#### Problem to work on:
Please copy out the full listing that follows exactly; no picture belongs in the copy.

#### Listed records:
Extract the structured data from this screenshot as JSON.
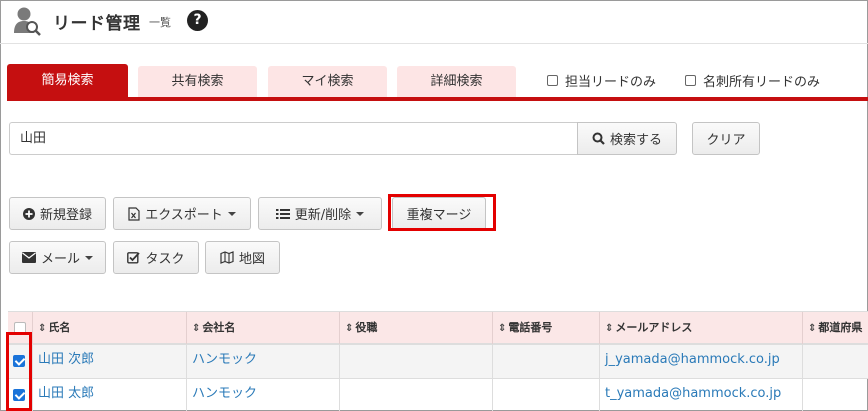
{
  "header": {
    "title": "リード管理",
    "subtitle": "一覧",
    "help": "?"
  },
  "tabs": [
    {
      "label": "簡易検索",
      "active": true
    },
    {
      "label": "共有検索",
      "active": false
    },
    {
      "label": "マイ検索",
      "active": false
    },
    {
      "label": "詳細検索",
      "active": false
    }
  ],
  "filters": [
    {
      "label": "担当リードのみ",
      "checked": false
    },
    {
      "label": "名刺所有リードのみ",
      "checked": false
    }
  ],
  "search": {
    "value": "山田",
    "search_button": "検索する",
    "clear_button": "クリア"
  },
  "toolbar": {
    "new": "新規登録",
    "export": "エクスポート",
    "update_delete": "更新/削除",
    "merge": "重複マージ",
    "mail": "メール",
    "task": "タスク",
    "map": "地図"
  },
  "table": {
    "columns": [
      "氏名",
      "会社名",
      "役職",
      "電話番号",
      "メールアドレス",
      "都道府県"
    ],
    "rows": [
      {
        "name": "山田 次郎",
        "company": "ハンモック",
        "title": "",
        "phone": "",
        "email": "j_yamada@hammock.co.jp",
        "pref": "",
        "checked": true
      },
      {
        "name": "山田 太郎",
        "company": "ハンモック",
        "title": "",
        "phone": "",
        "email": "t_yamada@hammock.co.jp",
        "pref": "",
        "checked": true
      }
    ]
  },
  "colors": {
    "accent": "#c50f10",
    "tab_inactive": "#fde5e5",
    "highlight": "#e30000",
    "link": "#2a7ab8",
    "checkbox": "#1a73d9"
  }
}
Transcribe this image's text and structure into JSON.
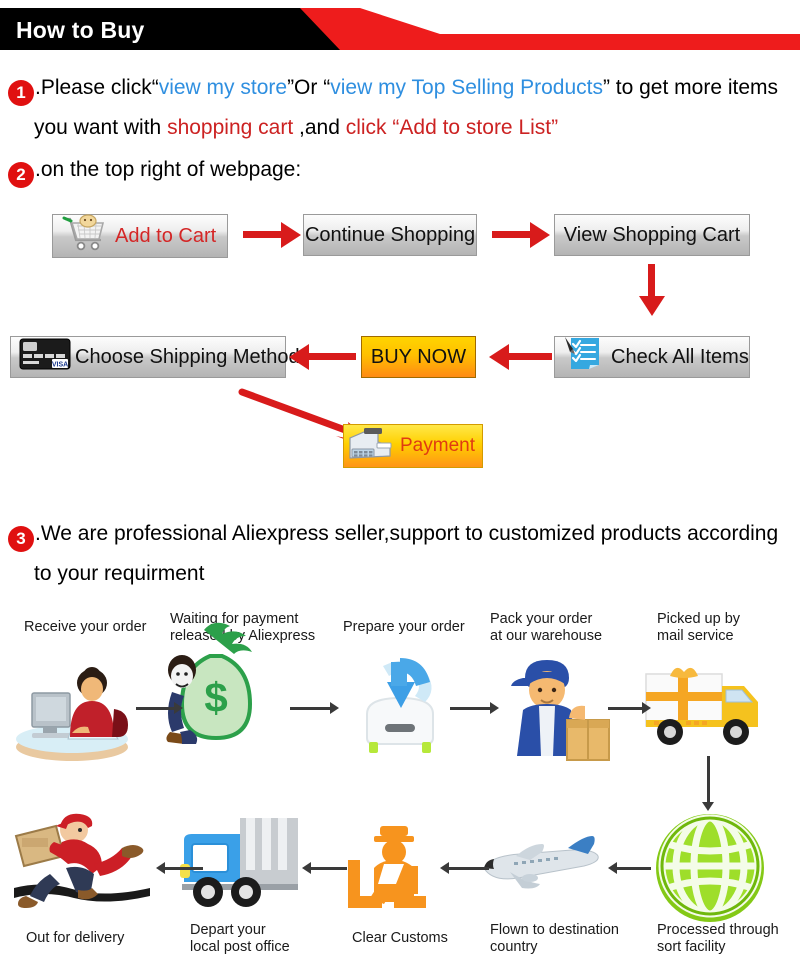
{
  "header": {
    "title": "How to Buy",
    "black_color": "#000000",
    "red_color": "#ee1c1c"
  },
  "steps": [
    {
      "number": "1",
      "line1_a": ".Please click“",
      "link1": "view my store",
      "line1_b": "”Or “",
      "link2": "view my Top Selling Products",
      "line1_c": "” to get more items",
      "line2_a": "you want with ",
      "em1": "shopping cart",
      "line2_b": " ,and ",
      "em2": "click “Add to store List”"
    },
    {
      "number": "2",
      "line1_a": ".on the top right of webpage:"
    },
    {
      "number": "3",
      "line1_a": ".We are professional Aliexpress seller,support to customized products according",
      "line2_a": "to your requirment"
    }
  ],
  "buttons": {
    "add_to_cart": "Add to Cart",
    "continue_shopping": "Continue Shopping",
    "view_shopping_cart": "View Shopping Cart",
    "choose_shipping_method": "Choose Shipping Method",
    "buy_now": "BUY NOW",
    "check_all_items": "Check All Items",
    "payment": "Payment"
  },
  "colors": {
    "arrow_red": "#d81b1b",
    "link_blue": "#2f8fe0",
    "emphasis_red": "#cc2222",
    "badge_red": "#e01010",
    "buy_now_orange": "#ffc000",
    "arrow_gray": "#3a3a3a"
  },
  "process_flow": {
    "row1": [
      {
        "label": "Receive your order",
        "icon": "person-at-computer-icon"
      },
      {
        "label": "Waiting for payment\nreleased by Aliexpress",
        "icon": "money-bag-icon"
      },
      {
        "label": "Prepare your order",
        "icon": "download-box-icon"
      },
      {
        "label": "Pack your order\nat our warehouse",
        "icon": "worker-packing-icon"
      },
      {
        "label": "Picked up by\nmail service",
        "icon": "delivery-truck-gift-icon"
      }
    ],
    "row2": [
      {
        "label": "Out for delivery",
        "icon": "running-courier-icon"
      },
      {
        "label": "Depart your\nlocal post office",
        "icon": "blue-post-truck-icon"
      },
      {
        "label": "Clear Customs",
        "icon": "customs-officer-icon"
      },
      {
        "label": "Flown to destination\ncountry",
        "icon": "airplane-icon"
      },
      {
        "label": "Processed through\nsort facility",
        "icon": "green-globe-icon"
      }
    ]
  }
}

#### Output of the task:
Extract the structured data from this screenshot as JSON.
{
  "header": {
    "title": "リード管理",
    "subtitle": "一覧",
    "help": "?"
  },
  "tabs": [
    {
      "label": "簡易検索",
      "active": true
    },
    {
      "label": "共有検索",
      "active": false
    },
    {
      "label": "マイ検索",
      "active": false
    },
    {
      "label": "詳細検索",
      "active": false
    }
  ],
  "filters": [
    {
      "label": "担当リードのみ",
      "checked": false
    },
    {
      "label": "名刺所有リードのみ",
      "checked": false
    }
  ],
  "search": {
    "value": "山田",
    "search_button": "検索する",
    "clear_button": "クリア"
  },
  "toolbar": {
    "new": "新規登録",
    "export": "エクスポート",
    "update_delete": "更新/削除",
    "merge": "重複マージ",
    "mail": "メール",
    "task": "タスク",
    "map": "地図"
  },
  "table": {
    "columns": [
      "氏名",
      "会社名",
      "役職",
      "電話番号",
      "メールアドレス",
      "都道府県"
    ],
    "rows": [
      {
        "name": "山田 次郎",
        "company": "ハンモック",
        "title": "",
        "phone": "",
        "email": "j_yamada@hammock.co.jp",
        "pref": "",
        "checked": true
      },
      {
        "name": "山田 太郎",
        "company": "ハンモック",
        "title": "",
        "phone": "",
        "email": "t_yamada@hammock.co.jp",
        "pref": "",
        "checked": true
      }
    ]
  },
  "colors": {
    "accent": "#c50f10",
    "tab_inactive": "#fde5e5",
    "highlight": "#e30000",
    "link": "#2a7ab8",
    "checkbox": "#1a73d9"
  }
}
Transcribe this image's text and structure into JSON.
{
  "header": {
    "title": "How to Buy",
    "black_color": "#000000",
    "red_color": "#ee1c1c"
  },
  "steps": [
    {
      "number": "1",
      "line1_a": ".Please click“",
      "link1": "view my store",
      "line1_b": "”Or “",
      "link2": "view my Top Selling Products",
      "line1_c": "” to get more items",
      "line2_a": "you want with ",
      "em1": "shopping cart",
      "line2_b": " ,and ",
      "em2": "click “Add to store List”"
    },
    {
      "number": "2",
      "line1_a": ".on the top right of webpage:"
    },
    {
      "number": "3",
      "line1_a": ".We are professional Aliexpress seller,support to customized products according",
      "line2_a": "to your requirment"
    }
  ],
  "buttons": {
    "add_to_cart": "Add to Cart",
    "continue_shopping": "Continue Shopping",
    "view_shopping_cart": "View Shopping Cart",
    "choose_shipping_method": "Choose Shipping Method",
    "buy_now": "BUY NOW",
    "check_all_items": "Check All Items",
    "payment": "Payment"
  },
  "colors": {
    "arrow_red": "#d81b1b",
    "link_blue": "#2f8fe0",
    "emphasis_red": "#cc2222",
    "badge_red": "#e01010",
    "buy_now_orange": "#ffc000",
    "arrow_gray": "#3a3a3a"
  },
  "process_flow": {
    "row1": [
      {
        "label": "Receive your order",
        "icon": "person-at-computer-icon"
      },
      {
        "label": "Waiting for payment\nreleased by Aliexpress",
        "icon": "money-bag-icon"
      },
      {
        "label": "Prepare your order",
        "icon": "download-box-icon"
      },
      {
        "label": "Pack your order\nat our warehouse",
        "icon": "worker-packing-icon"
      },
      {
        "label": "Picked up by\nmail service",
        "icon": "delivery-truck-gift-icon"
      }
    ],
    "row2": [
      {
        "label": "Out for delivery",
        "icon": "running-courier-icon"
      },
      {
        "label": "Depart your\nlocal post office",
        "icon": "blue-post-truck-icon"
      },
      {
        "label": "Clear Customs",
        "icon": "customs-officer-icon"
      },
      {
        "label": "Flown to destination\ncountry",
        "icon": "airplane-icon"
      },
      {
        "label": "Processed through\nsort facility",
        "icon": "green-globe-icon"
      }
    ]
  }
}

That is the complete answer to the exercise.